◆ **Required action**
Please copy out every line in the entries that includes the word "planet".
═════ Extracted data
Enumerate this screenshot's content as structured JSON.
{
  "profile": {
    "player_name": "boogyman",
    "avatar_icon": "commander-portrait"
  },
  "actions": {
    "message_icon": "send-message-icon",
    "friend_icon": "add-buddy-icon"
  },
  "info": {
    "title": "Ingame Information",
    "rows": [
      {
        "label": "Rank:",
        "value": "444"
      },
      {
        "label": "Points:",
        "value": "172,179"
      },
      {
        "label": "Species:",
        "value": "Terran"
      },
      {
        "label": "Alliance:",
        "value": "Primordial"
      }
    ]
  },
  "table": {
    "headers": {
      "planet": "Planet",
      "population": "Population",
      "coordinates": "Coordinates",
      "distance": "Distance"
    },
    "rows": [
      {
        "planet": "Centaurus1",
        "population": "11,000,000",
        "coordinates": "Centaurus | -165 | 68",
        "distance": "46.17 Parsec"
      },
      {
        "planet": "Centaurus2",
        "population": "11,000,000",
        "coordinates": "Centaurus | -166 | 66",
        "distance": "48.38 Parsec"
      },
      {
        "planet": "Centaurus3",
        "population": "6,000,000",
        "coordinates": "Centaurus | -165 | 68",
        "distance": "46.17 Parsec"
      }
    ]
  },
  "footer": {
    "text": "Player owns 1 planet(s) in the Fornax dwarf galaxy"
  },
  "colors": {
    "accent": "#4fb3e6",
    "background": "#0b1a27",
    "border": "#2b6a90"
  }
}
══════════
◆ **Exercise result**
      "planet": "Planet",
        "planet": "Centaurus1",
        "planet": "Centaurus2",
        "planet": "Centaurus3",
    "text": "Player owns 1 planet(s) in the Fornax dwarf galaxy"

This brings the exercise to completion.